Abnormal Shape or Size of the Tooth: Resorption can change the shape or size of the tooth. This can cause the tooth to have an abnormal appearance.

Inflammation: Resorption affects the tissues around the tooth, sometimes causing symptoms such as foaming or discharge.

These symptoms may indicate the presence of tooth resorption. However, these symptoms are not always associated with tooth resorption and it is important to consult a dentist when such symptoms are noticed. The dentist will assess, through clinical examination and, if necessary, radiologic imaging, to make the correct diagnosis and recommend appropriate treatment.

How Dental Resorption is Diagnosed

To accurately diagnose dental resorption, a dentist can use a variety of methods, including clinical examination, patient history and, if necessary, radiologic imaging. Here are the methods commonly used to diagnose dental resorption:

Clinical Examination: The dentist evaluates the patient's symptoms and signs on the tooth. Symptoms such as pain, sensitivity, swollen gums are taken into account during the clinical examination. Physical signs such as tooth discoloration, abnormal shape or tooth movement are also observed.

Radiologic Imaging: X-ray or other radiologic imaging techniques are used to see the internal structure of teeth. Panoramic x-rays, intraoral radiography (periapical or bitewing), and dental tomography are common methods used to detect and evaluate tooth resorption. These images provide information about the tooth's pulp chamber, root canal and surrounding tissues.

Computed tomography of teeth (CBCT): Computed tomography (CBCT) is used to obtain a three-dimensional image of the tooth. This allows a more detailed study of tooth resorption.

Transillumination: Transillumination is a method used to evaluate the internal structure of the tooth. Using a special light source, the transmittance and structure of the tooth can be observed.

Electromobility Test: The mobility of the tooth may increase due to the loss of the root structure of the tooth due to resorption. Therefore, dentists can perform an electromobility test to assess the mobility of the tooth.

Histopathologic Examination: In advanced cases, the dentist may perform a histopathologic examination to determine the cause of the resorption. This involves examining a tissue sample of the tooth under a microscope.

The diagnostic process is based on the patient's symptoms, radiological images and clinical examination. The combination of these methods helps to make an accurate diagnosis and formulate an appropriate treatment plan.

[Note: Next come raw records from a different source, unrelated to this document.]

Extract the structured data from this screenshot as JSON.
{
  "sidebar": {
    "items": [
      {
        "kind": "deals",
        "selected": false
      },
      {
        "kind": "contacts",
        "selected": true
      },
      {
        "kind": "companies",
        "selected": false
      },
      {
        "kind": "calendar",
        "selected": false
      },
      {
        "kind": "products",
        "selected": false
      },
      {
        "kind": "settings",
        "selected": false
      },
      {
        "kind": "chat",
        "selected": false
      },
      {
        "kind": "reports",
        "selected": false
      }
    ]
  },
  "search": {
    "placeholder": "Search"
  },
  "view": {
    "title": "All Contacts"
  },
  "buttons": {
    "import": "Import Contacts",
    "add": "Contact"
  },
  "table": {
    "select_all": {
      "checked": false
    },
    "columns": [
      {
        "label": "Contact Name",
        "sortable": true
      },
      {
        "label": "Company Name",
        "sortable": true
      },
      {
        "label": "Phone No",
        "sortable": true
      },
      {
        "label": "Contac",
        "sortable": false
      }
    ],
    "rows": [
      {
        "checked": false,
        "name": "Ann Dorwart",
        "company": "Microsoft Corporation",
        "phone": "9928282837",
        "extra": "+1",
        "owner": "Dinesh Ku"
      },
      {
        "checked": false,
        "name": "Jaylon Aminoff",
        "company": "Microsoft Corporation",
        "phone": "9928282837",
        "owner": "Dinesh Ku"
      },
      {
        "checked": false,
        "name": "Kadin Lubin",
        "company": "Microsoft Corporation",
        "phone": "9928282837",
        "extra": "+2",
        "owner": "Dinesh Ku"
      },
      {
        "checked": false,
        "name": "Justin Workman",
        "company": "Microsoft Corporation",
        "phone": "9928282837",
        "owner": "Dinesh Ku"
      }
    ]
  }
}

What is the Treatment for Tooth Resorption?

Treatment of tooth resorption varies depending on the type, degree and causes of resorption. Here are the commonly used tooth resorption treatment methods:

Root Canal Treatment (Endodontic Treatment):

Dental Extraction and Prosthodontics: If the resorption is too advanced and it is not possible to save the tooth, tooth extraction may be considered. It is important to replace the extracted tooth with a prosthesis, implant or other restorative options in terms of function and aesthetics.

Orthodontic Treatment: In cases of resorption caused by abnormal movements between the teeth, orthodontic treatment can be applied. Moving the teeth into their proper positions can prevent the progression of resorption.

Surgical Interventions: In some cases, surgical intervention may be necessary. Surgical procedures may be performed to remove resorbed tissue, repair damaged areas or correct other problems caused by root resorption.

Anti-Resorptive Drugs: Anti-resorptive drugs can be used to control resorption. These drugs can be used to reduce or stop the loss of resorbed tissue.

Periodontal Treatment: If resorption is associated with gum disease, periodontal treatment may be indicated. Restoring gum health can prevent the progression of resorption.

Infection Control: If there is infection under the resorption, antibiotic treatment may be given. This can help control the infection.

The treatment plan is determined depending on the type and progression of resorption and the patient's general health. Early detection and treatment can help better manage the problems associated with tooth resorption.


Updated Date:17 January 2024Creation Date:11 January 2024